*RECORDS SUPPLIED:*
-----

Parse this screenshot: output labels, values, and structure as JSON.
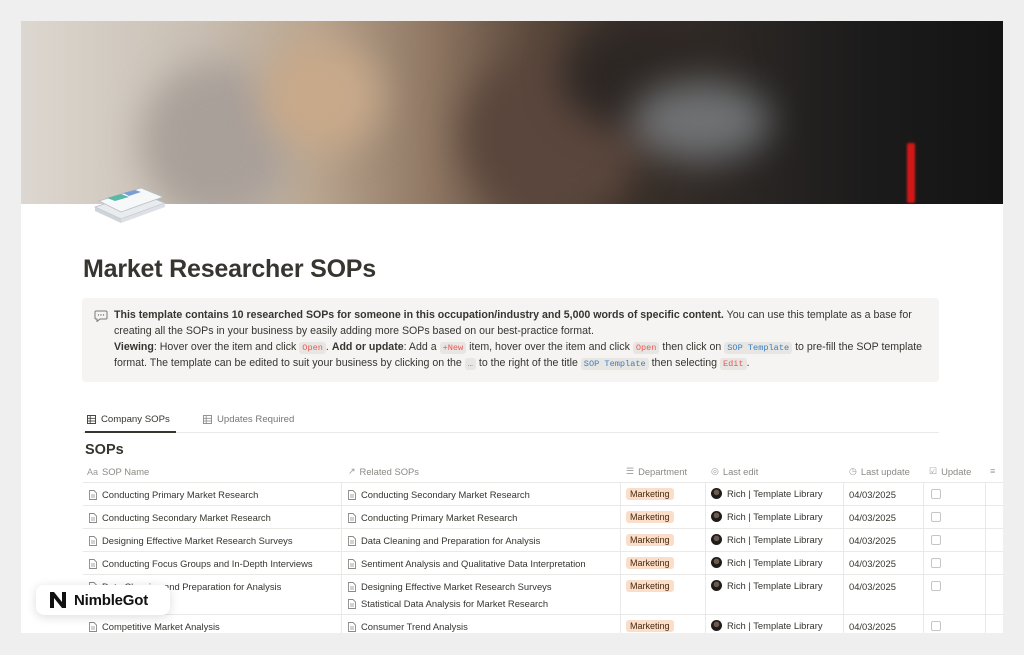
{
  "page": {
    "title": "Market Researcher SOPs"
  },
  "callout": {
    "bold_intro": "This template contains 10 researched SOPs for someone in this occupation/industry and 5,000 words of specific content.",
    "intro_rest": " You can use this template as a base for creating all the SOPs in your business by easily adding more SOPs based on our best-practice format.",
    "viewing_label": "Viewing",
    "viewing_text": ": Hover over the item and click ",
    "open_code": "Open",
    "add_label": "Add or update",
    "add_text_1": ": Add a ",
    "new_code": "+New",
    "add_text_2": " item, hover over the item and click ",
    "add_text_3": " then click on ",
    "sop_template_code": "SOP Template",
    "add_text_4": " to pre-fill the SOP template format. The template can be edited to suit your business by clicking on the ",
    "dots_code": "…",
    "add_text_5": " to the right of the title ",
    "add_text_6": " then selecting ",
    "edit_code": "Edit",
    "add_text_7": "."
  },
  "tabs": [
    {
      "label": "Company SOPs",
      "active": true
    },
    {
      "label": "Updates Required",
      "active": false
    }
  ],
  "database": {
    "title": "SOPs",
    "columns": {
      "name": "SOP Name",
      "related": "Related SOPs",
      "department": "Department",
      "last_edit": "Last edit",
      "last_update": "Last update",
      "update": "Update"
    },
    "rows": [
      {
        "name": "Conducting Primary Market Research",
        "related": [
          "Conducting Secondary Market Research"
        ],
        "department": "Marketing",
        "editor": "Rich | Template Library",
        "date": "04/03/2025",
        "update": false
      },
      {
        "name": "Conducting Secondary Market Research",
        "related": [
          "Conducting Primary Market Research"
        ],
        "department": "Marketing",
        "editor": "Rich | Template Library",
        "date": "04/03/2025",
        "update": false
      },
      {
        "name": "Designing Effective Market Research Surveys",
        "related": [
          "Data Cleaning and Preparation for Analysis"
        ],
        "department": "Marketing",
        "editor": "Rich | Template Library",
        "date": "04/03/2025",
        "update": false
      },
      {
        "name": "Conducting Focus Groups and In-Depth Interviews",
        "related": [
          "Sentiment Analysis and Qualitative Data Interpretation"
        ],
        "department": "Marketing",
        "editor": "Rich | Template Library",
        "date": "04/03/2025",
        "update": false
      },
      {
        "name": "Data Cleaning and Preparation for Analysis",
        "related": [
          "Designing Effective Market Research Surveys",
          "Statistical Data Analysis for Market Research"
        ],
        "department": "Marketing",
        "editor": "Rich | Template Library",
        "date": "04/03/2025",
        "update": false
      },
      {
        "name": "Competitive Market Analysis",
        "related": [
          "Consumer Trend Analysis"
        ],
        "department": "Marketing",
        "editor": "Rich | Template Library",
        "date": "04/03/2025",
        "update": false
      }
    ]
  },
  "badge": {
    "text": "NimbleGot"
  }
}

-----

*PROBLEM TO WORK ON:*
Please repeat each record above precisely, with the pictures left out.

*RESULT FOR THIS EXERCISE:*
Parse this screenshot: output labels, values, and structure as JSON.
{
  "page": {
    "title": "Market Researcher SOPs"
  },
  "callout": {
    "bold_intro": "This template contains 10 researched SOPs for someone in this occupation/industry and 5,000 words of specific content.",
    "intro_rest": " You can use this template as a base for creating all the SOPs in your business by easily adding more SOPs based on our best-practice format.",
    "viewing_label": "Viewing",
    "viewing_text": ": Hover over the item and click ",
    "open_code": "Open",
    "add_label": "Add or update",
    "add_text_1": ": Add a ",
    "new_code": "+New",
    "add_text_2": " item, hover over the item and click ",
    "add_text_3": " then click on ",
    "sop_template_code": "SOP Template",
    "add_text_4": " to pre-fill the SOP template format. The template can be edited to suit your business by clicking on the ",
    "dots_code": "…",
    "add_text_5": " to the right of the title ",
    "add_text_6": " then selecting ",
    "edit_code": "Edit",
    "add_text_7": "."
  },
  "tabs": [
    {
      "label": "Company SOPs",
      "active": true
    },
    {
      "label": "Updates Required",
      "active": false
    }
  ],
  "database": {
    "title": "SOPs",
    "columns": {
      "name": "SOP Name",
      "related": "Related SOPs",
      "department": "Department",
      "last_edit": "Last edit",
      "last_update": "Last update",
      "update": "Update"
    },
    "rows": [
      {
        "name": "Conducting Primary Market Research",
        "related": [
          "Conducting Secondary Market Research"
        ],
        "department": "Marketing",
        "editor": "Rich | Template Library",
        "date": "04/03/2025",
        "update": false
      },
      {
        "name": "Conducting Secondary Market Research",
        "related": [
          "Conducting Primary Market Research"
        ],
        "department": "Marketing",
        "editor": "Rich | Template Library",
        "date": "04/03/2025",
        "update": false
      },
      {
        "name": "Designing Effective Market Research Surveys",
        "related": [
          "Data Cleaning and Preparation for Analysis"
        ],
        "department": "Marketing",
        "editor": "Rich | Template Library",
        "date": "04/03/2025",
        "update": false
      },
      {
        "name": "Conducting Focus Groups and In-Depth Interviews",
        "related": [
          "Sentiment Analysis and Qualitative Data Interpretation"
        ],
        "department": "Marketing",
        "editor": "Rich | Template Library",
        "date": "04/03/2025",
        "update": false
      },
      {
        "name": "Data Cleaning and Preparation for Analysis",
        "related": [
          "Designing Effective Market Research Surveys",
          "Statistical Data Analysis for Market Research"
        ],
        "department": "Marketing",
        "editor": "Rich | Template Library",
        "date": "04/03/2025",
        "update": false
      },
      {
        "name": "Competitive Market Analysis",
        "related": [
          "Consumer Trend Analysis"
        ],
        "department": "Marketing",
        "editor": "Rich | Template Library",
        "date": "04/03/2025",
        "update": false
      }
    ]
  },
  "badge": {
    "text": "NimbleGot"
  }
}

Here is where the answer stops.